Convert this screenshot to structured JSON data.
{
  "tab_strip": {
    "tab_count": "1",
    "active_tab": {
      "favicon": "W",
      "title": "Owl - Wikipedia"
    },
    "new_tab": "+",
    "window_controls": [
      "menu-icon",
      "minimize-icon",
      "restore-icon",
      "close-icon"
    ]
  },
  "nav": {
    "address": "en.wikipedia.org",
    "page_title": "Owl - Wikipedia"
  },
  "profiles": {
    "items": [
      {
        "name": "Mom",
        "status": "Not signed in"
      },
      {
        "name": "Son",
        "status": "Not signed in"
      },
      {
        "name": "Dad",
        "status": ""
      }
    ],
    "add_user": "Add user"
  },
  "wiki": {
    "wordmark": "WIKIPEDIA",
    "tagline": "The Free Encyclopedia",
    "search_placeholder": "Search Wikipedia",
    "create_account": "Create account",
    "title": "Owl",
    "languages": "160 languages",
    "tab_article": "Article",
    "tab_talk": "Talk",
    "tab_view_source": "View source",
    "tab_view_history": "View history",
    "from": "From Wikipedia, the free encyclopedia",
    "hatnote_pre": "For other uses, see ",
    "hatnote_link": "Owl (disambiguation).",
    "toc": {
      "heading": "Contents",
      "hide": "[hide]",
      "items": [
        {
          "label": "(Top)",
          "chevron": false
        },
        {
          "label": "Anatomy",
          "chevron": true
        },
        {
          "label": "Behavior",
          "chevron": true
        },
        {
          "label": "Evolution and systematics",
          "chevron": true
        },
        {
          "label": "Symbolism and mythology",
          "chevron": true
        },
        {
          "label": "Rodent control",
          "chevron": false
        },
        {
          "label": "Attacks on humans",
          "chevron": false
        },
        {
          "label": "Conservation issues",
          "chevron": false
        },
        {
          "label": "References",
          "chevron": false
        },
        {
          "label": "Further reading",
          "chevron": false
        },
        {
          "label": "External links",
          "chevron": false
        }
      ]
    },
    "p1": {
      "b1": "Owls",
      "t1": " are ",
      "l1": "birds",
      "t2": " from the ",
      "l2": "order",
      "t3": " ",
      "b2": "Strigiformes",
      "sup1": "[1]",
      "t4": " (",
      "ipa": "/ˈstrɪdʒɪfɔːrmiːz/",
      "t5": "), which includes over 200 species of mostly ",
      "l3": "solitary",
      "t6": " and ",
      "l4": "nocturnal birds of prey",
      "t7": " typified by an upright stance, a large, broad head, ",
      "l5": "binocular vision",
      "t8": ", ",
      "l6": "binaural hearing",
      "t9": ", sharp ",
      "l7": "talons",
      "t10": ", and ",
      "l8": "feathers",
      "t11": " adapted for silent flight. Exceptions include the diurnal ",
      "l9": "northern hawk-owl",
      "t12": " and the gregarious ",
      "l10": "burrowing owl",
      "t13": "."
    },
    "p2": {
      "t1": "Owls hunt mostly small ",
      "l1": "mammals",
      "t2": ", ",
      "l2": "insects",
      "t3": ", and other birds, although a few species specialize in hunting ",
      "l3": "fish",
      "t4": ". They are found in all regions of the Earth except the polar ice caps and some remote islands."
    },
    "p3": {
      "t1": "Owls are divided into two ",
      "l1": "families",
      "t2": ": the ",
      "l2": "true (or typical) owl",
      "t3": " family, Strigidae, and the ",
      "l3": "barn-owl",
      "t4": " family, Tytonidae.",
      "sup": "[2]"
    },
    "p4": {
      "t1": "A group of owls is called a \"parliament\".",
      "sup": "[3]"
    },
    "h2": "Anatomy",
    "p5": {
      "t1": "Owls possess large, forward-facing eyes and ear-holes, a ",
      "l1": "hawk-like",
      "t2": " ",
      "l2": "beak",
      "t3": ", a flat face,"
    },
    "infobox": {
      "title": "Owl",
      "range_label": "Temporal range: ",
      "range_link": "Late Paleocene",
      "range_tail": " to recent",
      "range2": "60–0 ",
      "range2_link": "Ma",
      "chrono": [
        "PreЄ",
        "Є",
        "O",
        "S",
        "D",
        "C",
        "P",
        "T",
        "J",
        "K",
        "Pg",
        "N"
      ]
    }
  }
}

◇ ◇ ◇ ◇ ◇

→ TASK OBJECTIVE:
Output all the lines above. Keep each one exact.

→ EXERCISE OUTPUT:
Convert this screenshot to structured JSON data.
{
  "tab_strip": {
    "tab_count": "1",
    "active_tab": {
      "favicon": "W",
      "title": "Owl - Wikipedia"
    },
    "new_tab": "+",
    "window_controls": [
      "menu-icon",
      "minimize-icon",
      "restore-icon",
      "close-icon"
    ]
  },
  "nav": {
    "address": "en.wikipedia.org",
    "page_title": "Owl - Wikipedia"
  },
  "profiles": {
    "items": [
      {
        "name": "Mom",
        "status": "Not signed in"
      },
      {
        "name": "Son",
        "status": "Not signed in"
      },
      {
        "name": "Dad",
        "status": ""
      }
    ],
    "add_user": "Add user"
  },
  "wiki": {
    "wordmark": "WIKIPEDIA",
    "tagline": "The Free Encyclopedia",
    "search_placeholder": "Search Wikipedia",
    "create_account": "Create account",
    "title": "Owl",
    "languages": "160 languages",
    "tab_article": "Article",
    "tab_talk": "Talk",
    "tab_view_source": "View source",
    "tab_view_history": "View history",
    "from": "From Wikipedia, the free encyclopedia",
    "hatnote_pre": "For other uses, see ",
    "hatnote_link": "Owl (disambiguation).",
    "toc": {
      "heading": "Contents",
      "hide": "[hide]",
      "items": [
        {
          "label": "(Top)",
          "chevron": false
        },
        {
          "label": "Anatomy",
          "chevron": true
        },
        {
          "label": "Behavior",
          "chevron": true
        },
        {
          "label": "Evolution and systematics",
          "chevron": true
        },
        {
          "label": "Symbolism and mythology",
          "chevron": true
        },
        {
          "label": "Rodent control",
          "chevron": false
        },
        {
          "label": "Attacks on humans",
          "chevron": false
        },
        {
          "label": "Conservation issues",
          "chevron": false
        },
        {
          "label": "References",
          "chevron": false
        },
        {
          "label": "Further reading",
          "chevron": false
        },
        {
          "label": "External links",
          "chevron": false
        }
      ]
    },
    "p1": {
      "b1": "Owls",
      "t1": " are ",
      "l1": "birds",
      "t2": " from the ",
      "l2": "order",
      "t3": " ",
      "b2": "Strigiformes",
      "sup1": "[1]",
      "t4": " (",
      "ipa": "/ˈstrɪdʒɪfɔːrmiːz/",
      "t5": "), which includes over 200 species of mostly ",
      "l3": "solitary",
      "t6": " and ",
      "l4": "nocturnal birds of prey",
      "t7": " typified by an upright stance, a large, broad head, ",
      "l5": "binocular vision",
      "t8": ", ",
      "l6": "binaural hearing",
      "t9": ", sharp ",
      "l7": "talons",
      "t10": ", and ",
      "l8": "feathers",
      "t11": " adapted for silent flight. Exceptions include the diurnal ",
      "l9": "northern hawk-owl",
      "t12": " and the gregarious ",
      "l10": "burrowing owl",
      "t13": "."
    },
    "p2": {
      "t1": "Owls hunt mostly small ",
      "l1": "mammals",
      "t2": ", ",
      "l2": "insects",
      "t3": ", and other birds, although a few species specialize in hunting ",
      "l3": "fish",
      "t4": ". They are found in all regions of the Earth except the polar ice caps and some remote islands."
    },
    "p3": {
      "t1": "Owls are divided into two ",
      "l1": "families",
      "t2": ": the ",
      "l2": "true (or typical) owl",
      "t3": " family, Strigidae, and the ",
      "l3": "barn-owl",
      "t4": " family, Tytonidae.",
      "sup": "[2]"
    },
    "p4": {
      "t1": "A group of owls is called a \"parliament\".",
      "sup": "[3]"
    },
    "h2": "Anatomy",
    "p5": {
      "t1": "Owls possess large, forward-facing eyes and ear-holes, a ",
      "l1": "hawk-like",
      "t2": " ",
      "l2": "beak",
      "t3": ", a flat face,"
    },
    "infobox": {
      "title": "Owl",
      "range_label": "Temporal range: ",
      "range_link": "Late Paleocene",
      "range_tail": " to recent",
      "range2": "60–0 ",
      "range2_link": "Ma",
      "chrono": [
        "PreЄ",
        "Є",
        "O",
        "S",
        "D",
        "C",
        "P",
        "T",
        "J",
        "K",
        "Pg",
        "N"
      ]
    }
  }
}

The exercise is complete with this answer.